Below are the records. State how many of their lines contain "Reverse", with nothing else.
[[ DATASET EXCERPTS, beginning ]]
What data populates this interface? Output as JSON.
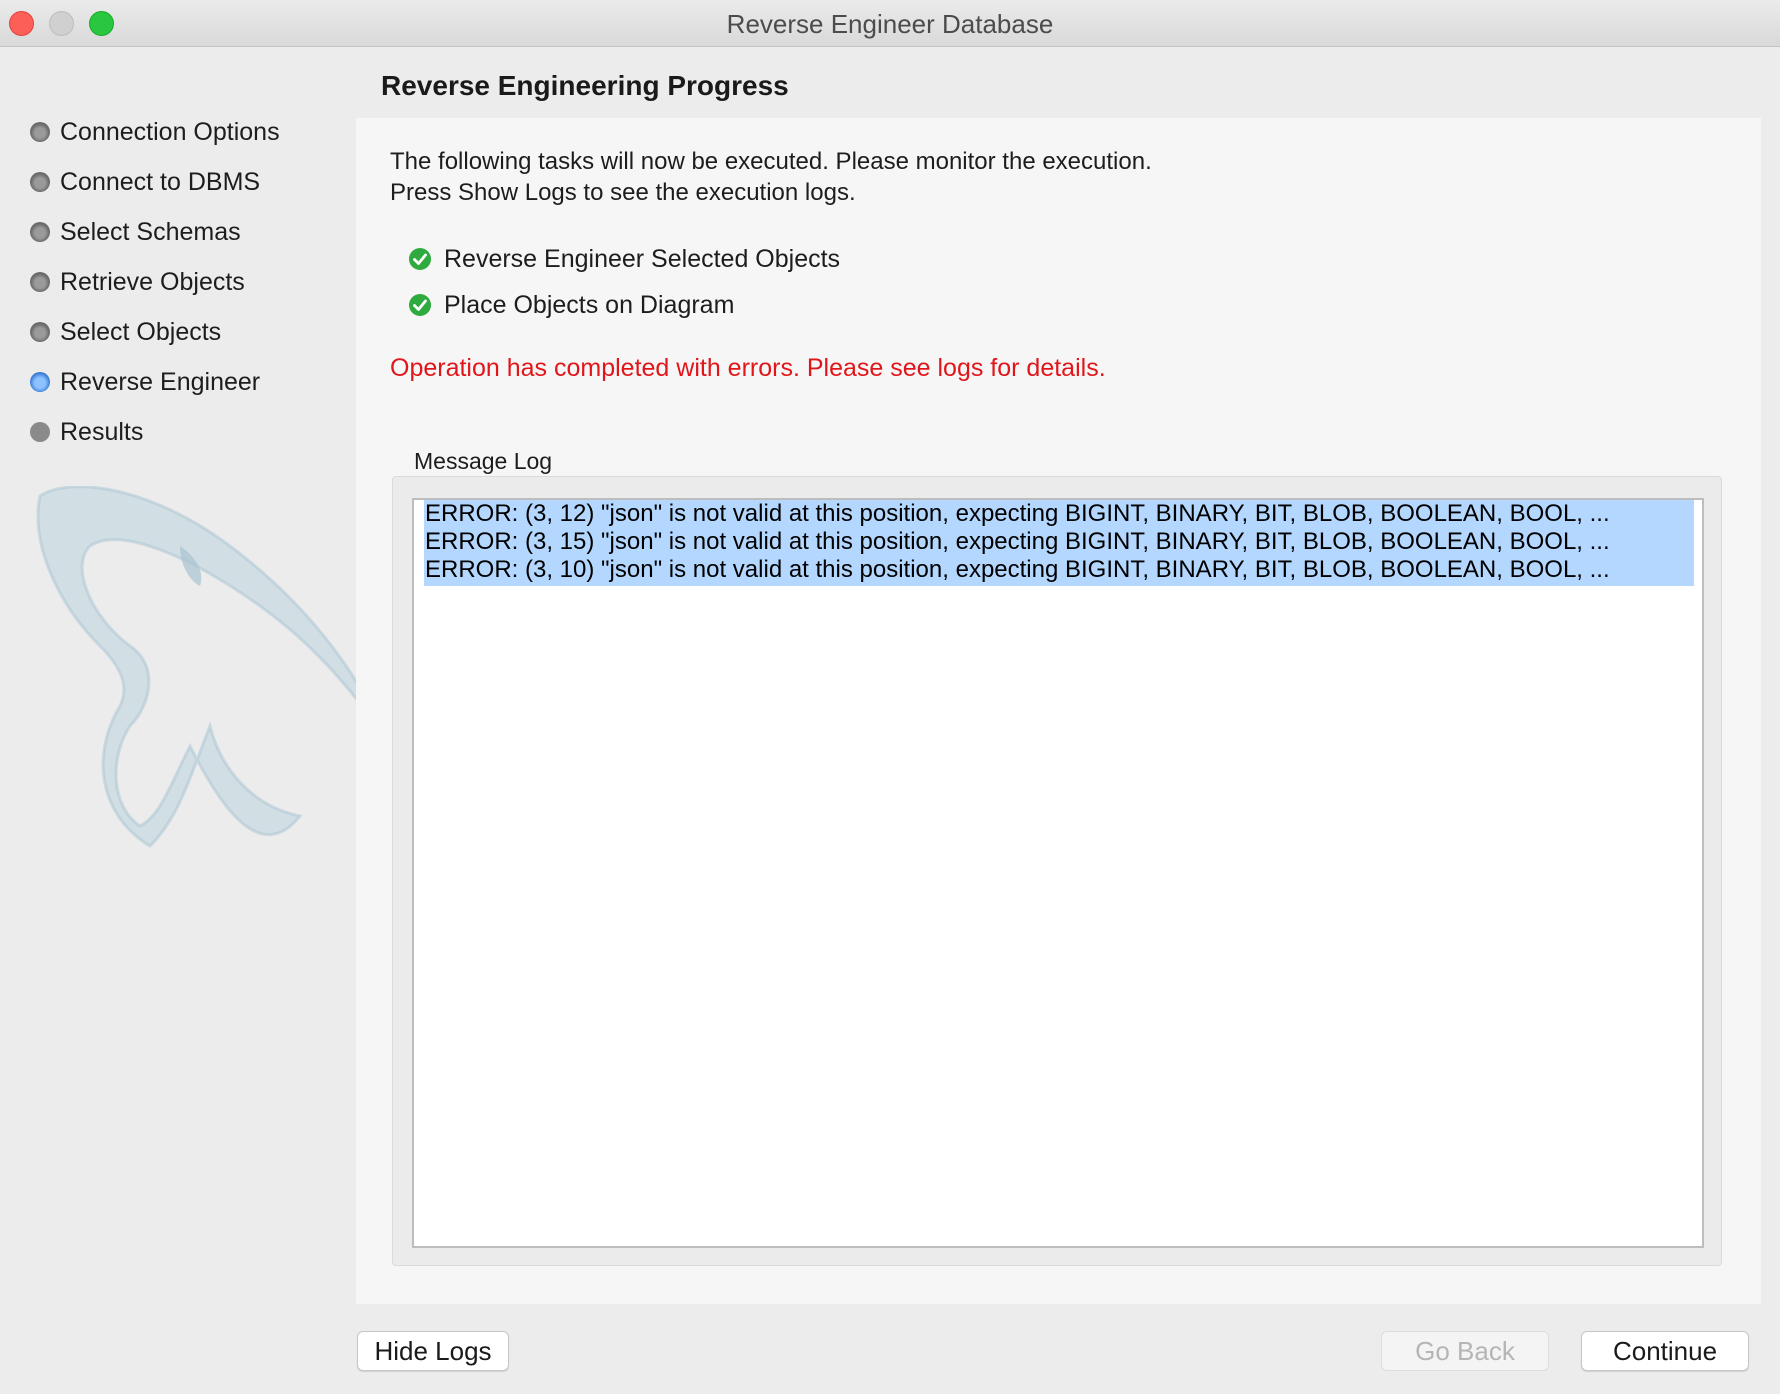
{
  "window": {
    "title": "Reverse Engineer Database"
  },
  "sidebar": {
    "steps": [
      {
        "label": "Connection Options",
        "state": "done"
      },
      {
        "label": "Connect to DBMS",
        "state": "done"
      },
      {
        "label": "Select Schemas",
        "state": "done"
      },
      {
        "label": "Retrieve Objects",
        "state": "done"
      },
      {
        "label": "Select Objects",
        "state": "done"
      },
      {
        "label": "Reverse Engineer",
        "state": "active"
      },
      {
        "label": "Results",
        "state": "pending"
      }
    ]
  },
  "main": {
    "heading": "Reverse Engineering Progress",
    "intro_line1": "The following tasks will now be executed. Please monitor the execution.",
    "intro_line2": "Press Show Logs to see the execution logs.",
    "tasks": [
      {
        "label": "Reverse Engineer Selected Objects",
        "status": "success"
      },
      {
        "label": "Place Objects on Diagram",
        "status": "success"
      }
    ],
    "status_message": "Operation has completed with errors. Please see logs for details.",
    "log_label": "Message Log",
    "log_lines": [
      "ERROR: (3, 12) \"json\" is not valid at this position, expecting BIGINT, BINARY, BIT, BLOB, BOOLEAN, BOOL, ...",
      "ERROR: (3, 15) \"json\" is not valid at this position, expecting BIGINT, BINARY, BIT, BLOB, BOOLEAN, BOOL, ...",
      "ERROR: (3, 10) \"json\" is not valid at this position, expecting BIGINT, BINARY, BIT, BLOB, BOOLEAN, BOOL, ..."
    ]
  },
  "buttons": {
    "hide_logs": "Hide Logs",
    "go_back": "Go Back",
    "continue": "Continue"
  },
  "colors": {
    "error_text": "#e0161a",
    "selection": "#b3d7ff",
    "check_green": "#2eaa3f",
    "active_step": "#3f7fd8"
  }
}
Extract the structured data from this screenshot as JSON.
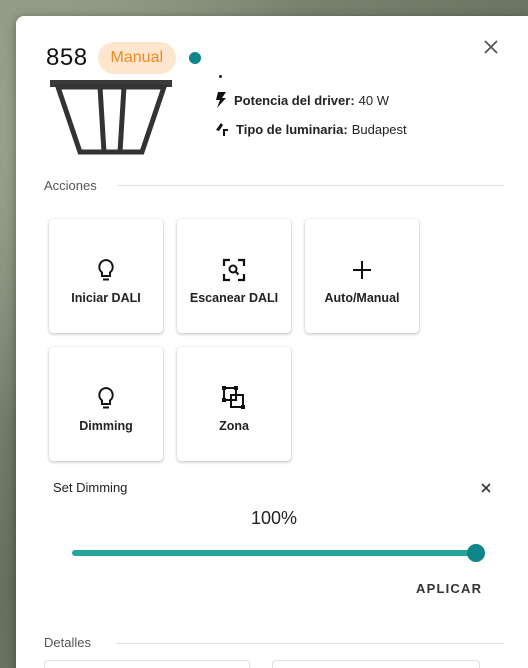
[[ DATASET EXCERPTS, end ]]
TASK SOLUTION :: 4